§ INSTRUCTIONS TO FOLLOW
Note how many lines in the material have "value", and give only that figure.

§ MATERIAL FOR THE TASK
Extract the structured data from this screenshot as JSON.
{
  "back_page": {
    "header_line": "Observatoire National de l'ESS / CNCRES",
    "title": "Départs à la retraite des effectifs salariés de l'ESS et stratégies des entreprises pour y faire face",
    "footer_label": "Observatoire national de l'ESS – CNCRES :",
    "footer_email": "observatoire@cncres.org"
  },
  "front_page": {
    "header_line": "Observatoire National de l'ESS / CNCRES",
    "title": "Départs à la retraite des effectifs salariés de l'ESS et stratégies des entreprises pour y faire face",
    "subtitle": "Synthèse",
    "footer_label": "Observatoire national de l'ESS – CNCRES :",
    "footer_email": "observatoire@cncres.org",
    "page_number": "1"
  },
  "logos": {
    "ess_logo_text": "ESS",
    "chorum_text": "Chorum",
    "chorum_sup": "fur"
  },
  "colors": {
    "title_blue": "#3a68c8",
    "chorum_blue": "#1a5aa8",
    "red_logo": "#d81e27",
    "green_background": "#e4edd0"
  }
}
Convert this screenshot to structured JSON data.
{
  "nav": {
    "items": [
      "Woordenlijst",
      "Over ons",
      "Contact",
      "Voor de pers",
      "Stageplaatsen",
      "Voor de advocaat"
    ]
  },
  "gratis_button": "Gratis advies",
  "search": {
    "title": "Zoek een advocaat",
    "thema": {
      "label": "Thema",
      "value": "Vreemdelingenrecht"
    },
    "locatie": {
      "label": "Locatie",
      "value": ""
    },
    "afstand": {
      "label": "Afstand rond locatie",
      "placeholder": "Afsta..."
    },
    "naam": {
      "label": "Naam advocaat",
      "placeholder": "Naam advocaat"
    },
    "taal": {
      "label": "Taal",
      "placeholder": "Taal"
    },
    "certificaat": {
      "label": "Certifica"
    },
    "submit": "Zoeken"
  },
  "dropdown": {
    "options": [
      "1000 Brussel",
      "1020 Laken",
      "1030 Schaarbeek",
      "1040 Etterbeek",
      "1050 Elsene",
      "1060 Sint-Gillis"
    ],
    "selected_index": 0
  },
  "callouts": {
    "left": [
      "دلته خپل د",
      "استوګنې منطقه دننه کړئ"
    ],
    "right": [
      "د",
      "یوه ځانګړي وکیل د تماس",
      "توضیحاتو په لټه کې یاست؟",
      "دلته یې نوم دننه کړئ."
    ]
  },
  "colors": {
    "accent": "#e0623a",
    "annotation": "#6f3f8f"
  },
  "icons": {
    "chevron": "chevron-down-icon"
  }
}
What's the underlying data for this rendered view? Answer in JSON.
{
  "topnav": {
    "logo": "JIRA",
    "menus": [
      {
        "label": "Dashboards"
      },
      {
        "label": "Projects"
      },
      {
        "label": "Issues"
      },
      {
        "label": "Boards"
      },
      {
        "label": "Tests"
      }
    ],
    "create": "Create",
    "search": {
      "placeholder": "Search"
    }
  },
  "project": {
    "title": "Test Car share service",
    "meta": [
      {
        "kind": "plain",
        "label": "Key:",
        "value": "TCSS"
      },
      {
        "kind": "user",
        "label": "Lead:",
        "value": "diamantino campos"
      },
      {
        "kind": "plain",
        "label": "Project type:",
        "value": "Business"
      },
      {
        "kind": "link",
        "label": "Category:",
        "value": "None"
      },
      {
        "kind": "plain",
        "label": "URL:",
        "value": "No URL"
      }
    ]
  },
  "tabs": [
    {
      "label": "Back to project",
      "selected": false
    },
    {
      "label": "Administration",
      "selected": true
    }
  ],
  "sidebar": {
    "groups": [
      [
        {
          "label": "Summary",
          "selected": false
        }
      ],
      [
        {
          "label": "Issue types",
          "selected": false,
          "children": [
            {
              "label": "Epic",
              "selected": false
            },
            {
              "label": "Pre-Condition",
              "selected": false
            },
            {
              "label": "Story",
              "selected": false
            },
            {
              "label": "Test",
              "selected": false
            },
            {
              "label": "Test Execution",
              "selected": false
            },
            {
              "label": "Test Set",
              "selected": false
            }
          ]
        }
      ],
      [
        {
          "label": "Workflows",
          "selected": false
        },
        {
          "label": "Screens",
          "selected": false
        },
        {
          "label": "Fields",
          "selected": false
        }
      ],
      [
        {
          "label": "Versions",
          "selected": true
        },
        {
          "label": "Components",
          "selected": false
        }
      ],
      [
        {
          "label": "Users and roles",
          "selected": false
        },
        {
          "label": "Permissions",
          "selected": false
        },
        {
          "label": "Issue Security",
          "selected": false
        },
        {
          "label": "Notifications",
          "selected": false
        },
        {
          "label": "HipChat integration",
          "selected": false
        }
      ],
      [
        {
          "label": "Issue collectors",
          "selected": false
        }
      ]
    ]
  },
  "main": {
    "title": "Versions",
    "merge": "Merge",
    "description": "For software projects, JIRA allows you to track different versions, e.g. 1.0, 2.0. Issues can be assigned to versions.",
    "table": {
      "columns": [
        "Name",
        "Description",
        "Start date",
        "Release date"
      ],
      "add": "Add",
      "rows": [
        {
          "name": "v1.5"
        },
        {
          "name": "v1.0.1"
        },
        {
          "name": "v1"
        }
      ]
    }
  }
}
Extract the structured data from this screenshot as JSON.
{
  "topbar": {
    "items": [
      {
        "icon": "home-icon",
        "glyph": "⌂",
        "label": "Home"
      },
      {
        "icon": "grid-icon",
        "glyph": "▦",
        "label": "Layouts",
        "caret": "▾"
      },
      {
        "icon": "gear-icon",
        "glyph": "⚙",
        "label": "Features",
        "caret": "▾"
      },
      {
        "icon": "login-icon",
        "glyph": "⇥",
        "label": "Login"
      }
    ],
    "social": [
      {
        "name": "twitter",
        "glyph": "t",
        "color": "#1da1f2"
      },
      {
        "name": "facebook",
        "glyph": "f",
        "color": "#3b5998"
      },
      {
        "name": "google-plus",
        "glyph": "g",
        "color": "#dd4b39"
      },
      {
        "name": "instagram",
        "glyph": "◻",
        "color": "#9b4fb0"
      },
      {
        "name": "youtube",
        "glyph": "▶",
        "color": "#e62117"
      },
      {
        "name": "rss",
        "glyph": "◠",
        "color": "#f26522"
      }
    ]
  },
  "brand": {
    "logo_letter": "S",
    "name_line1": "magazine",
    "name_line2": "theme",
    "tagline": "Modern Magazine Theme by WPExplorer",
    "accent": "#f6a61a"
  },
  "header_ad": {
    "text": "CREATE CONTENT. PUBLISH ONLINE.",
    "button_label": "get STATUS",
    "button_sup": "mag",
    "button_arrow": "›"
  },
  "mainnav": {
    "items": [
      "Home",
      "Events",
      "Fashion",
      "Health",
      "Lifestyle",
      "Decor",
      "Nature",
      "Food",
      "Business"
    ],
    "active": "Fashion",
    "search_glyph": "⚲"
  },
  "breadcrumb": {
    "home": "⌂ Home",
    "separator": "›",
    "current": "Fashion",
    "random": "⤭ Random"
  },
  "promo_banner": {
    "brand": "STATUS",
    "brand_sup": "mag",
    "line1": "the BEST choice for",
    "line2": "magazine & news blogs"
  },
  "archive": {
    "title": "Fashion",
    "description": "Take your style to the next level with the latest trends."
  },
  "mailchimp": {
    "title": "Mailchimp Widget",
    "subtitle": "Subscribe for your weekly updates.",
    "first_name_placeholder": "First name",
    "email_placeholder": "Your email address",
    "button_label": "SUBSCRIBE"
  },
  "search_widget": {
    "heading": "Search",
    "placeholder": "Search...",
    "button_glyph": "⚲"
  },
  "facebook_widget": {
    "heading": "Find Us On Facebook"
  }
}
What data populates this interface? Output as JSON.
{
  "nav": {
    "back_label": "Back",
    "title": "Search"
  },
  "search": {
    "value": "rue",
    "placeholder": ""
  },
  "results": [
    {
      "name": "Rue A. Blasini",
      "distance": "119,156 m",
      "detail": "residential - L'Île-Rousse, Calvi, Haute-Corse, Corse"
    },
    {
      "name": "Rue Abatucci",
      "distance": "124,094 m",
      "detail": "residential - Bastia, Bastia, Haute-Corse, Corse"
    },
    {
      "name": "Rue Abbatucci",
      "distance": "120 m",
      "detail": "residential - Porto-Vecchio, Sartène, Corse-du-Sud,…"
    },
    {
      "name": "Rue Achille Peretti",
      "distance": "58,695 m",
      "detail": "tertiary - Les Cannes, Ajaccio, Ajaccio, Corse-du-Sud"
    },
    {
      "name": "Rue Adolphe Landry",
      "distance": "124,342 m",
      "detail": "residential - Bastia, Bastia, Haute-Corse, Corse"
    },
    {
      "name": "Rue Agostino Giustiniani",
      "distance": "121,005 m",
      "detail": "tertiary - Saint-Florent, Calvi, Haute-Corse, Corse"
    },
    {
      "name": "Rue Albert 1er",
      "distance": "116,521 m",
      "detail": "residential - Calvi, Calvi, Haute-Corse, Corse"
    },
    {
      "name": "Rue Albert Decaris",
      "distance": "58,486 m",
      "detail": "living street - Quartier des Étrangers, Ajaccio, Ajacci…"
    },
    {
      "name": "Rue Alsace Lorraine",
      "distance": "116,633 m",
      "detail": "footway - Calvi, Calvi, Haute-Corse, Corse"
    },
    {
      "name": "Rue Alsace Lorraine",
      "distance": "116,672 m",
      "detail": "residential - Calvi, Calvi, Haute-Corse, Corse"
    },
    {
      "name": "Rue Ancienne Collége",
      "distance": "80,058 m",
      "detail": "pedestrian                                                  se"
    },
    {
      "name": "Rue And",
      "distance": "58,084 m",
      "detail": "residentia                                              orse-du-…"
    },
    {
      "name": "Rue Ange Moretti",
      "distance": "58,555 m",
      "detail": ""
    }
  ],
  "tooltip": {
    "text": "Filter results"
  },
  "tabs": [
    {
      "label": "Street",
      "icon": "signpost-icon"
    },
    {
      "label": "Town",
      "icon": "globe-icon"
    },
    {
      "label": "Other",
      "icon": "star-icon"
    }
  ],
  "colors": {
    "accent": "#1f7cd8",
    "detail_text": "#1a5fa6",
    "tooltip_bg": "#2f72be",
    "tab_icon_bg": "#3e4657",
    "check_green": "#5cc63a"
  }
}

§ RESPONSE AREA
8